◆ Items from an interface collection

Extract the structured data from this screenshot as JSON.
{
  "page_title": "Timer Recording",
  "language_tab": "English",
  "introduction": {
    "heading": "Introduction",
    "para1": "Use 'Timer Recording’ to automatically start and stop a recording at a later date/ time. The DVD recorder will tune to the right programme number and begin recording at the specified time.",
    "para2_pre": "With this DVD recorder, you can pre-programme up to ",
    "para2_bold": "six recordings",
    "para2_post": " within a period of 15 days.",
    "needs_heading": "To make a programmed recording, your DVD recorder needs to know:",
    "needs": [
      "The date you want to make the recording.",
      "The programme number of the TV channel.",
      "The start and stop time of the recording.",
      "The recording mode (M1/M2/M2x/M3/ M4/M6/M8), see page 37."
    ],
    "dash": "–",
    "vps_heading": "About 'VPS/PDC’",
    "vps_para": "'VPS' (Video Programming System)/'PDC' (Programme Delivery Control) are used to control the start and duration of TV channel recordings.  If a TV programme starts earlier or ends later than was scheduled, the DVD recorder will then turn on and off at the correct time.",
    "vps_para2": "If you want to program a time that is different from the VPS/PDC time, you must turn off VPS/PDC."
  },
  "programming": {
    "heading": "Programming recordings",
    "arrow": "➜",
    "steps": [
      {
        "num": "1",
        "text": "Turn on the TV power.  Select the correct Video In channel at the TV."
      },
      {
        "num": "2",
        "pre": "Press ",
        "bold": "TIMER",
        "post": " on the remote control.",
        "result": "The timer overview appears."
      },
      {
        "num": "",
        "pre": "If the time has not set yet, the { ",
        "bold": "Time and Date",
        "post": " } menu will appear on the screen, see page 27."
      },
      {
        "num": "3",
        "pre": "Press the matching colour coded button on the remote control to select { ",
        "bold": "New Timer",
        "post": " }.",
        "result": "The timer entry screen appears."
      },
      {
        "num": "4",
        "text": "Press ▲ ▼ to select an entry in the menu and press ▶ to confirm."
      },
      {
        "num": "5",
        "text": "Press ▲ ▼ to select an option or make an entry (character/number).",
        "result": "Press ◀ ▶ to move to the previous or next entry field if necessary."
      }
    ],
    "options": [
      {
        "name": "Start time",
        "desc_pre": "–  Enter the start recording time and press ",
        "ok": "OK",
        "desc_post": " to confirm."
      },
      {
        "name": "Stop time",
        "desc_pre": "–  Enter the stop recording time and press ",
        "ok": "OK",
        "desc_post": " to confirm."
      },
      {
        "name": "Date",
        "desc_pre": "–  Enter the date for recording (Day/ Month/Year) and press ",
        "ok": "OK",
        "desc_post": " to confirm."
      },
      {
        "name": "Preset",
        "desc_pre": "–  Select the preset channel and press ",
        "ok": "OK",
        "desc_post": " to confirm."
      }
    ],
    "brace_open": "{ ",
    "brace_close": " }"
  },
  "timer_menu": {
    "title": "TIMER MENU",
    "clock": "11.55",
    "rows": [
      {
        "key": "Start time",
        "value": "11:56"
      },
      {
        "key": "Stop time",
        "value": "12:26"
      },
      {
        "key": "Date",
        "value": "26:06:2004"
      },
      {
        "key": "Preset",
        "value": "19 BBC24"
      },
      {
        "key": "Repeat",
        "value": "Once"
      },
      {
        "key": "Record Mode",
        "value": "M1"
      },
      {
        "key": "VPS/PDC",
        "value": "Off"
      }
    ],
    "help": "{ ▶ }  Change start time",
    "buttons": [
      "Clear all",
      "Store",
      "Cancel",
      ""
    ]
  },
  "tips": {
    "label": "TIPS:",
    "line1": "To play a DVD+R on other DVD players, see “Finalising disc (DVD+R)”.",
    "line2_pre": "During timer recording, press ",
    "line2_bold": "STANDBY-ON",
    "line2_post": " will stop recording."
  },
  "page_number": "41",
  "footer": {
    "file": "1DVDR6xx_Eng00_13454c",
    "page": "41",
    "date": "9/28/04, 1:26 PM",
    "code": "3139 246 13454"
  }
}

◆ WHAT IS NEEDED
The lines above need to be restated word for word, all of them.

◆ EXERCISE RESULT
Extract the structured data from this screenshot as JSON.
{
  "page_title": "Timer Recording",
  "language_tab": "English",
  "introduction": {
    "heading": "Introduction",
    "para1": "Use 'Timer Recording’ to automatically start and stop a recording at a later date/ time. The DVD recorder will tune to the right programme number and begin recording at the specified time.",
    "para2_pre": "With this DVD recorder, you can pre-programme up to ",
    "para2_bold": "six recordings",
    "para2_post": " within a period of 15 days.",
    "needs_heading": "To make a programmed recording, your DVD recorder needs to know:",
    "needs": [
      "The date you want to make the recording.",
      "The programme number of the TV channel.",
      "The start and stop time of the recording.",
      "The recording mode (M1/M2/M2x/M3/ M4/M6/M8), see page 37."
    ],
    "dash": "–",
    "vps_heading": "About 'VPS/PDC’",
    "vps_para": "'VPS' (Video Programming System)/'PDC' (Programme Delivery Control) are used to control the start and duration of TV channel recordings.  If a TV programme starts earlier or ends later than was scheduled, the DVD recorder will then turn on and off at the correct time.",
    "vps_para2": "If you want to program a time that is different from the VPS/PDC time, you must turn off VPS/PDC."
  },
  "programming": {
    "heading": "Programming recordings",
    "arrow": "➜",
    "steps": [
      {
        "num": "1",
        "text": "Turn on the TV power.  Select the correct Video In channel at the TV."
      },
      {
        "num": "2",
        "pre": "Press ",
        "bold": "TIMER",
        "post": " on the remote control.",
        "result": "The timer overview appears."
      },
      {
        "num": "",
        "pre": "If the time has not set yet, the { ",
        "bold": "Time and Date",
        "post": " } menu will appear on the screen, see page 27."
      },
      {
        "num": "3",
        "pre": "Press the matching colour coded button on the remote control to select { ",
        "bold": "New Timer",
        "post": " }.",
        "result": "The timer entry screen appears."
      },
      {
        "num": "4",
        "text": "Press ▲ ▼ to select an entry in the menu and press ▶ to confirm."
      },
      {
        "num": "5",
        "text": "Press ▲ ▼ to select an option or make an entry (character/number).",
        "result": "Press ◀ ▶ to move to the previous or next entry field if necessary."
      }
    ],
    "options": [
      {
        "name": "Start time",
        "desc_pre": "–  Enter the start recording time and press ",
        "ok": "OK",
        "desc_post": " to confirm."
      },
      {
        "name": "Stop time",
        "desc_pre": "–  Enter the stop recording time and press ",
        "ok": "OK",
        "desc_post": " to confirm."
      },
      {
        "name": "Date",
        "desc_pre": "–  Enter the date for recording (Day/ Month/Year) and press ",
        "ok": "OK",
        "desc_post": " to confirm."
      },
      {
        "name": "Preset",
        "desc_pre": "–  Select the preset channel and press ",
        "ok": "OK",
        "desc_post": " to confirm."
      }
    ],
    "brace_open": "{ ",
    "brace_close": " }"
  },
  "timer_menu": {
    "title": "TIMER MENU",
    "clock": "11.55",
    "rows": [
      {
        "key": "Start time",
        "value": "11:56"
      },
      {
        "key": "Stop time",
        "value": "12:26"
      },
      {
        "key": "Date",
        "value": "26:06:2004"
      },
      {
        "key": "Preset",
        "value": "19 BBC24"
      },
      {
        "key": "Repeat",
        "value": "Once"
      },
      {
        "key": "Record Mode",
        "value": "M1"
      },
      {
        "key": "VPS/PDC",
        "value": "Off"
      }
    ],
    "help": "{ ▶ }  Change start time",
    "buttons": [
      "Clear all",
      "Store",
      "Cancel",
      ""
    ]
  },
  "tips": {
    "label": "TIPS:",
    "line1": "To play a DVD+R on other DVD players, see “Finalising disc (DVD+R)”.",
    "line2_pre": "During timer recording, press ",
    "line2_bold": "STANDBY-ON",
    "line2_post": " will stop recording."
  },
  "page_number": "41",
  "footer": {
    "file": "1DVDR6xx_Eng00_13454c",
    "page": "41",
    "date": "9/28/04, 1:26 PM",
    "code": "3139 246 13454"
  }
}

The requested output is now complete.